Credit Where It’s Due – why the Government would be wrong to ditch tax credits

Today the Prime Minister will give a speech justifying a further reduction in the real value of tax credits. The reasoning behind some of the arguments being used by the Prime Minister, and other senior ministers, is so flawed it either suggests that they don’t understand the tax and benefit system or have simply copy and pasted a press release on a different subject.

The Employment Minister Priti Patel has suggested that cutting a policy that supports people into work is a good way to lift people out of poverty. The Prime Minister has suggested that some of the most well targeted tax and social security measures should be cut because they’re not well targeted enough, whilst ignoring the parts of tax and spending which couldn’t hit a cow’s behind with a banjo

The Employment Minister was quoted this morning saying that the Prime Minister’s speech on cutting tax credits “is about reforming welfare so that we have the right employment opportunities, we invest in people, we get them off benefits, which will battle the culture of welfare dependency that trap people into poverty, into deprivation.”

This is bizarre as a description of tax credits when the evidence is crystal clear that they have supported people back into work. Much of the government’s previous rhetoric about “welfare dependency” that traps people in poverty centred on the idea that levels of social security were so high that people were no better off in work than out of work. As anyone who understands tax credits will know, they help solve that problem by making people in low paid work better off in work than if they were unemployed. Unless the Employment Minister thinks the best way out of poverty is to not be in employment, it is hard to see how the above quote can be an accurate description of cutting tax credits.
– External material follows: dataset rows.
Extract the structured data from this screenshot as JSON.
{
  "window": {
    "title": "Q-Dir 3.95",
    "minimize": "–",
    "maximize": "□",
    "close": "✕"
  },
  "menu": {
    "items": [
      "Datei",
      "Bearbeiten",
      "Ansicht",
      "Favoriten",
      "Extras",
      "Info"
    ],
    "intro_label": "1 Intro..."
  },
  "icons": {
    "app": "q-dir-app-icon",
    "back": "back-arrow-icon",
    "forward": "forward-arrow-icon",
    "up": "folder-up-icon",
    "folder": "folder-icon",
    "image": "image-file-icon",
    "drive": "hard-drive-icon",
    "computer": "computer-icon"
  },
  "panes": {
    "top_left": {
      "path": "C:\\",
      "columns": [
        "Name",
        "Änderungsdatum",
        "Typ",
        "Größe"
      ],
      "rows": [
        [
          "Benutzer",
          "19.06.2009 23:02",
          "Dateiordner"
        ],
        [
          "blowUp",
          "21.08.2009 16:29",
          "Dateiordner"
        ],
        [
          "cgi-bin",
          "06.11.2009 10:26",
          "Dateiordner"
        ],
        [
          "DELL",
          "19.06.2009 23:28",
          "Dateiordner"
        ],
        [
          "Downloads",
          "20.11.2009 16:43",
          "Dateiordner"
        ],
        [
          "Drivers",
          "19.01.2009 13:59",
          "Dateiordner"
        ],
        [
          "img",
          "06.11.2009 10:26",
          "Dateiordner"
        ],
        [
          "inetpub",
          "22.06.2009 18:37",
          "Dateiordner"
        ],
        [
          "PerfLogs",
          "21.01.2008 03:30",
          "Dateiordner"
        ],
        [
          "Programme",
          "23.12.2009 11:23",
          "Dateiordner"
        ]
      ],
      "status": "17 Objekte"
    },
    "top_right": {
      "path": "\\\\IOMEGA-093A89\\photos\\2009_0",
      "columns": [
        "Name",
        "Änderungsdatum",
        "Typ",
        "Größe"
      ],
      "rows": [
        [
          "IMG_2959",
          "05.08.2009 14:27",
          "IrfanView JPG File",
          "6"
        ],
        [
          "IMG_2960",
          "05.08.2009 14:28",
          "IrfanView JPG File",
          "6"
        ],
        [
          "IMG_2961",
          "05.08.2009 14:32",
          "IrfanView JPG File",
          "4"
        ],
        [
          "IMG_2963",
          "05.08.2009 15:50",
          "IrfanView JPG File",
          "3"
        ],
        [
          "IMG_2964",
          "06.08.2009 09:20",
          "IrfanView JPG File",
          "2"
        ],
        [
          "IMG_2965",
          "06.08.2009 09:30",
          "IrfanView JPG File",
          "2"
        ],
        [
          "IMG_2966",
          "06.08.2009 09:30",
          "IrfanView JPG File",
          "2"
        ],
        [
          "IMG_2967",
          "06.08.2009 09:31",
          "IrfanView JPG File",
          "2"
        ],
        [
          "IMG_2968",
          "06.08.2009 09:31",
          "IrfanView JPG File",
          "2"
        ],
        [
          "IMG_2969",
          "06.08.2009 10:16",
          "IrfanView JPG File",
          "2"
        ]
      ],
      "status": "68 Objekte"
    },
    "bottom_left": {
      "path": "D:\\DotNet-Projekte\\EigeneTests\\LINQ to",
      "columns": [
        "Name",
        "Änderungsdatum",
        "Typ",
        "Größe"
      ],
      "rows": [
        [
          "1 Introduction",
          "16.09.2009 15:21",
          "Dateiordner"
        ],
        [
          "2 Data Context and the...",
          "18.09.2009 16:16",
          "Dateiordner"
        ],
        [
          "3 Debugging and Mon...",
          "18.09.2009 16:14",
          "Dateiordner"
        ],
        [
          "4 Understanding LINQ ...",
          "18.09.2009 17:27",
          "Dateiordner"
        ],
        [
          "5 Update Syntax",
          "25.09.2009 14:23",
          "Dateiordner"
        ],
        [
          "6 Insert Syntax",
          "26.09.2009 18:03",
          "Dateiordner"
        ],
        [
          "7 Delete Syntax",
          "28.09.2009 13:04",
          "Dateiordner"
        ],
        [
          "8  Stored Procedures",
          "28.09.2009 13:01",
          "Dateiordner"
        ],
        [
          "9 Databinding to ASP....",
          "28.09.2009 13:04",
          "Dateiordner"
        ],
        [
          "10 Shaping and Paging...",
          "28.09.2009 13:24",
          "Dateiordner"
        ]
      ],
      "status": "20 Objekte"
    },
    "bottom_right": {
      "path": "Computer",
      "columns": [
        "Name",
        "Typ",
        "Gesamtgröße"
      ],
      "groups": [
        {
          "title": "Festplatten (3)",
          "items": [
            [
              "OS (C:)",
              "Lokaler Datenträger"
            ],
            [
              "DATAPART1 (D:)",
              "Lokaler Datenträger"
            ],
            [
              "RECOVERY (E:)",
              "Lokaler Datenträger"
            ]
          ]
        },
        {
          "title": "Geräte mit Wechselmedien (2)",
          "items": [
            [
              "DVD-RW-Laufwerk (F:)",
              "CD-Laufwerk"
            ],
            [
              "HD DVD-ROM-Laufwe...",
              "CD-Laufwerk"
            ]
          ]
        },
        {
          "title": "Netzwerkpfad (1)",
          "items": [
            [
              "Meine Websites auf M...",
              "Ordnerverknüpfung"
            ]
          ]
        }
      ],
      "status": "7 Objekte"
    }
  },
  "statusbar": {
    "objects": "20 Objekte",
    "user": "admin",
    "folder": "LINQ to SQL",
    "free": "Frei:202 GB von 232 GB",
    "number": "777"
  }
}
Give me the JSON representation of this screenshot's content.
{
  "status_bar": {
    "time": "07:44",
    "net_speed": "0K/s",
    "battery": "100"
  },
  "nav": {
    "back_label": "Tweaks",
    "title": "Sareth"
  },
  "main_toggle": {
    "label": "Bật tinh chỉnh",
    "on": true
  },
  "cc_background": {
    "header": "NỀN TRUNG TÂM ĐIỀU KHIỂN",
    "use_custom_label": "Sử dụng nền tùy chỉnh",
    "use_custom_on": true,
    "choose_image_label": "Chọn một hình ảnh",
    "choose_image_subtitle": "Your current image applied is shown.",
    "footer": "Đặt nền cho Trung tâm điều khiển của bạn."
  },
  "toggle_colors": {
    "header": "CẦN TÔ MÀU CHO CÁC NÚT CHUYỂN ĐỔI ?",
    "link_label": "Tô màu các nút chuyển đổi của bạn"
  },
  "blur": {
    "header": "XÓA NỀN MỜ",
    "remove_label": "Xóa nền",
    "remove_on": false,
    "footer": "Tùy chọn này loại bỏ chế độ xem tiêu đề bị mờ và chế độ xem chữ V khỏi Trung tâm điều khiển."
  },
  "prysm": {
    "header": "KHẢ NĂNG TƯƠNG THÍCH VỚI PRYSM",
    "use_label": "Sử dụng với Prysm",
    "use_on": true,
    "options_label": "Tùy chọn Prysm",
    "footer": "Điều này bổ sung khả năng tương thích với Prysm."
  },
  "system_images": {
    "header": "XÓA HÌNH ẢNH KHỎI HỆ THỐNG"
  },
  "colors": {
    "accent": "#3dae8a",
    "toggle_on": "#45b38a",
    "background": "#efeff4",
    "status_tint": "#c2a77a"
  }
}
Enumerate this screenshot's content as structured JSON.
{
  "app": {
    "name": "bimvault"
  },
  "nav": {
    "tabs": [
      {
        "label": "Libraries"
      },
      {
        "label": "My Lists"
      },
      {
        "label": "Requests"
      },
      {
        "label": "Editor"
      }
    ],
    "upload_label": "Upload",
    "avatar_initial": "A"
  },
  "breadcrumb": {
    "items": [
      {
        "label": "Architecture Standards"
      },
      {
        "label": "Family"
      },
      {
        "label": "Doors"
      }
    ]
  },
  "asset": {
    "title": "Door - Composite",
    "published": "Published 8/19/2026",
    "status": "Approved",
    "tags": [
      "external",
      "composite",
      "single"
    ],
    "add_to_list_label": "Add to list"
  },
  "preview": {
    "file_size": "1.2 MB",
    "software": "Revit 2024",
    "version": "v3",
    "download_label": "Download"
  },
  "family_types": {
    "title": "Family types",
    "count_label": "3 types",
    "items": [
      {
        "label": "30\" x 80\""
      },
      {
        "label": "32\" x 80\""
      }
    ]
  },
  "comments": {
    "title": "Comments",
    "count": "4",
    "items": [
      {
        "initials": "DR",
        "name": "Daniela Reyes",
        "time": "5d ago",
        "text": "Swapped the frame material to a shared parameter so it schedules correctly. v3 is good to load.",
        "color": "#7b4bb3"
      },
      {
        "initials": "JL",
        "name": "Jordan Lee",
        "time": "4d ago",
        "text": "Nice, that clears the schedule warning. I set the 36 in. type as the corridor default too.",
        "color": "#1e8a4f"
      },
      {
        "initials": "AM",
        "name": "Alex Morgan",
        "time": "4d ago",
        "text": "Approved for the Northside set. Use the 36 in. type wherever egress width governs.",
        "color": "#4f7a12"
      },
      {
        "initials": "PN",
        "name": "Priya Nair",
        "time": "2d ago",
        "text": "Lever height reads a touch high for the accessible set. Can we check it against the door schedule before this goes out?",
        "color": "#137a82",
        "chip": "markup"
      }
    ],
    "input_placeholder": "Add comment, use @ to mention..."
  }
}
In his speech David Cameron is expected to criticise a tax credit “merry-go-round”. “People working on the minimum wage having that money taxed by the government and then the government giving them the money back, and more, in welfare.”

This may well seem like an odd system if that is how it’s described to you, but if you look closer at the policies he is advocating his criticism looks perverse. Cameron is advocating that it would make more sense than the current system of tax credits and income tax to raise the income tax threshold for people on low incomes and cut tax credits. The problem with this is that the groups of people who would be affected by these two policy measures barely overlap. Many of those receiving tax credits will not benefit from this rise in the personal allowance and most of those who benefit from a rise in the personal allowance will not be receiving tax credits. Raising the personal allowance for income tax will be a tax cut for many of the richest people in the country. Households in the richest 10% will benefit more than those in the poorest 10%. Meanwhile, cutting tax credits will overwhelmingly hit the poorest 30%.

People on low incomes are taxed heavily but this is not through income tax, it’s through indirect taxes like Council Tax and VAT which represent a far larger share of their income than income tax. If the Prime Minister were concerned about taxing people on low incomes then he should be talking about these taxes or any of the other regressive taxes which overwhelmingly hit those with the least. At the same time the government is providing large subsidies to people on high incomes, for example through the transport system. If he were concerned about giving out large amounts of government money to people who pay tax (although less a proportion of their income than people on low incomes) then perhaps he should be reducing these handouts for the well off.

Talking about cutting income tax for some of the richest households in the country (one of the most progressive taxes) and cutting tax credits (which redistribute only to the poorest and incentivise work) as a way to stop inefficient redistribution is inexplicable whilst  also leaving regressive taxes untouched and continuing to subsidise those at the top. 

Tim Stacey, Senior Policy and Research Advisor